*Data for this task:*
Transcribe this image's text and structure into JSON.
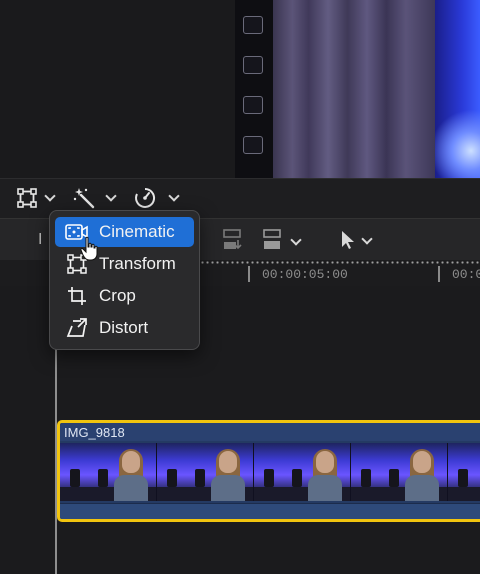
{
  "menu": {
    "items": [
      {
        "label": "Cinematic",
        "icon": "cinematic-icon",
        "selected": true
      },
      {
        "label": "Transform",
        "icon": "transform-icon",
        "selected": false
      },
      {
        "label": "Crop",
        "icon": "crop-icon",
        "selected": false
      },
      {
        "label": "Distort",
        "icon": "distort-icon",
        "selected": false
      }
    ]
  },
  "ruler": {
    "timecodes": [
      "00:00:05:00",
      "00:0"
    ]
  },
  "clip": {
    "name": "IMG_9818"
  },
  "toolbar": {
    "left_clip": "I"
  },
  "colors": {
    "accent": "#1f6fd6",
    "clip_border": "#f1c40f",
    "clip_fill": "#243a63"
  }
}
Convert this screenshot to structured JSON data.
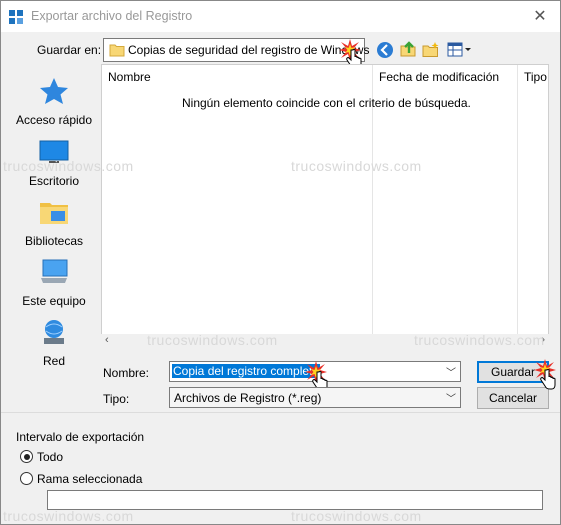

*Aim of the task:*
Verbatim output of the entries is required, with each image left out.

*Result:*
Transcribe this image's text and structure into JSON.
{
  "menu": {
    "items": [
      {
        "label": "Cinematic",
        "icon": "cinematic-icon",
        "selected": true
      },
      {
        "label": "Transform",
        "icon": "transform-icon",
        "selected": false
      },
      {
        "label": "Crop",
        "icon": "crop-icon",
        "selected": false
      },
      {
        "label": "Distort",
        "icon": "distort-icon",
        "selected": false
      }
    ]
  },
  "ruler": {
    "timecodes": [
      "00:00:05:00",
      "00:0"
    ]
  },
  "clip": {
    "name": "IMG_9818"
  },
  "toolbar": {
    "left_clip": "I"
  },
  "colors": {
    "accent": "#1f6fd6",
    "clip_border": "#f1c40f",
    "clip_fill": "#243a63"
  }
}
Convert this screenshot to structured JSON data.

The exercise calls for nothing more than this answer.